The task: Please give the records below again in full, exactly, with the images left out.
# # # #
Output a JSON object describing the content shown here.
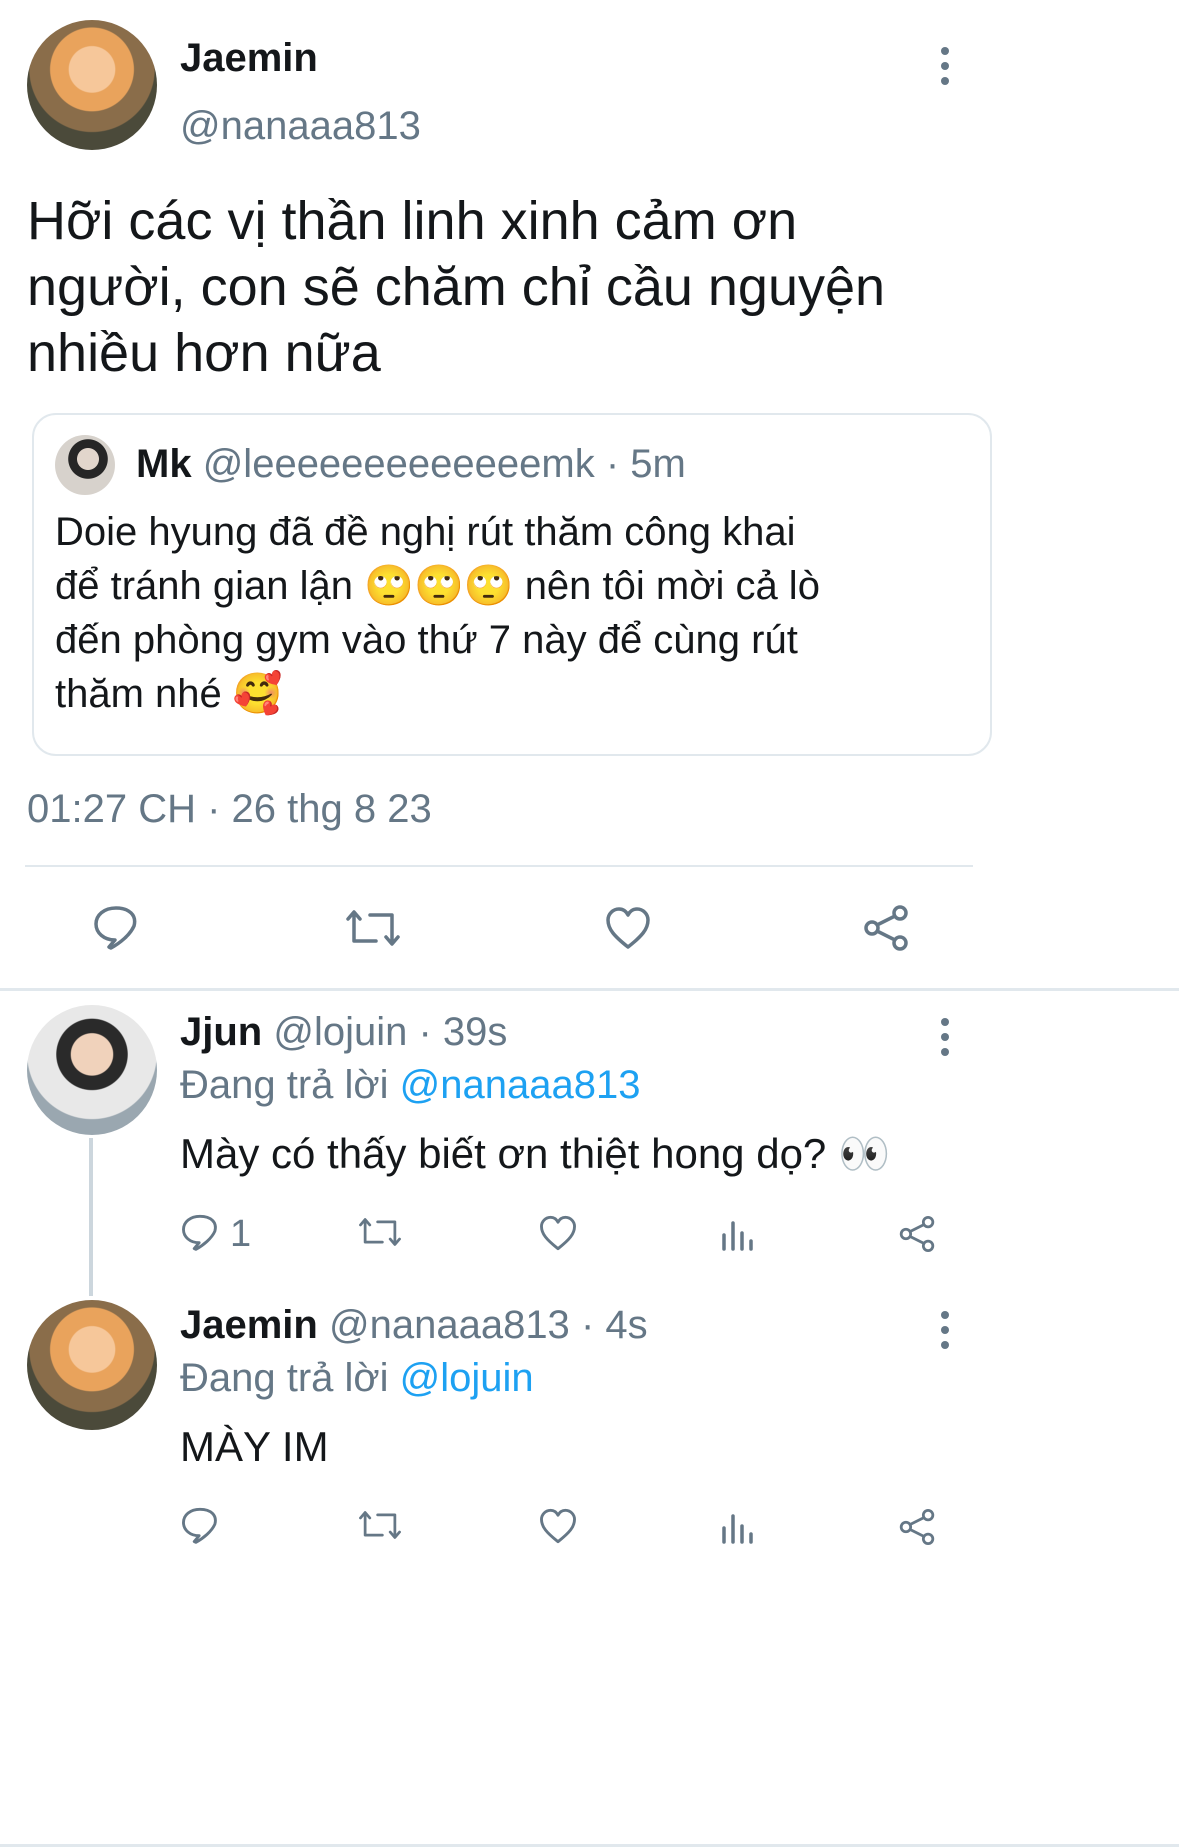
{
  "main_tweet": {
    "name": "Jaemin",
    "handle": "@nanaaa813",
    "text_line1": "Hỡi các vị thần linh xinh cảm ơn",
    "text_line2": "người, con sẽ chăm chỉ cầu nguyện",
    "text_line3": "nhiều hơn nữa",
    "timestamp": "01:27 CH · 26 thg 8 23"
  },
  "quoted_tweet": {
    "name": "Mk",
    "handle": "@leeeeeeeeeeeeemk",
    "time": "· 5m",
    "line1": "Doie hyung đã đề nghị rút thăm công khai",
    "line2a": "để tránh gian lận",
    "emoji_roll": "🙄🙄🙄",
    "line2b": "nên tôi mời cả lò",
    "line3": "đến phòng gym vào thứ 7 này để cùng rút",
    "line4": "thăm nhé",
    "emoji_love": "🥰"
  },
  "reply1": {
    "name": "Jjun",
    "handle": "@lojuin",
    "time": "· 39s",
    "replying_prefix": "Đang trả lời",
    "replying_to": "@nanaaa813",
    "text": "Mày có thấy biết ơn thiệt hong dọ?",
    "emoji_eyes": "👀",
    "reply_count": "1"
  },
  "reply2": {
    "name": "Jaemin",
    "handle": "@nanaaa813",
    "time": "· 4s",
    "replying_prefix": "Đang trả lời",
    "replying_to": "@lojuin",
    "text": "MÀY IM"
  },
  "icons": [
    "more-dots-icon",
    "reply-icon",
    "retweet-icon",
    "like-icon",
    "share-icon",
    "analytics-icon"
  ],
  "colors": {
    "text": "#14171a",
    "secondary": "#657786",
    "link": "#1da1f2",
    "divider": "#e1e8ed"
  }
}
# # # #
Exercise result:
Output a JSON object describing the content shown here.
{
  "main_tweet": {
    "name": "Jaemin",
    "handle": "@nanaaa813",
    "text_line1": "Hỡi các vị thần linh xinh cảm ơn",
    "text_line2": "người, con sẽ chăm chỉ cầu nguyện",
    "text_line3": "nhiều hơn nữa",
    "timestamp": "01:27 CH · 26 thg 8 23"
  },
  "quoted_tweet": {
    "name": "Mk",
    "handle": "@leeeeeeeeeeeeemk",
    "time": "· 5m",
    "line1": "Doie hyung đã đề nghị rút thăm công khai",
    "line2a": "để tránh gian lận",
    "emoji_roll": "🙄🙄🙄",
    "line2b": "nên tôi mời cả lò",
    "line3": "đến phòng gym vào thứ 7 này để cùng rút",
    "line4": "thăm nhé",
    "emoji_love": "🥰"
  },
  "reply1": {
    "name": "Jjun",
    "handle": "@lojuin",
    "time": "· 39s",
    "replying_prefix": "Đang trả lời",
    "replying_to": "@nanaaa813",
    "text": "Mày có thấy biết ơn thiệt hong dọ?",
    "emoji_eyes": "👀",
    "reply_count": "1"
  },
  "reply2": {
    "name": "Jaemin",
    "handle": "@nanaaa813",
    "time": "· 4s",
    "replying_prefix": "Đang trả lời",
    "replying_to": "@lojuin",
    "text": "MÀY IM"
  },
  "icons": [
    "more-dots-icon",
    "reply-icon",
    "retweet-icon",
    "like-icon",
    "share-icon",
    "analytics-icon"
  ],
  "colors": {
    "text": "#14171a",
    "secondary": "#657786",
    "link": "#1da1f2",
    "divider": "#e1e8ed"
  }
}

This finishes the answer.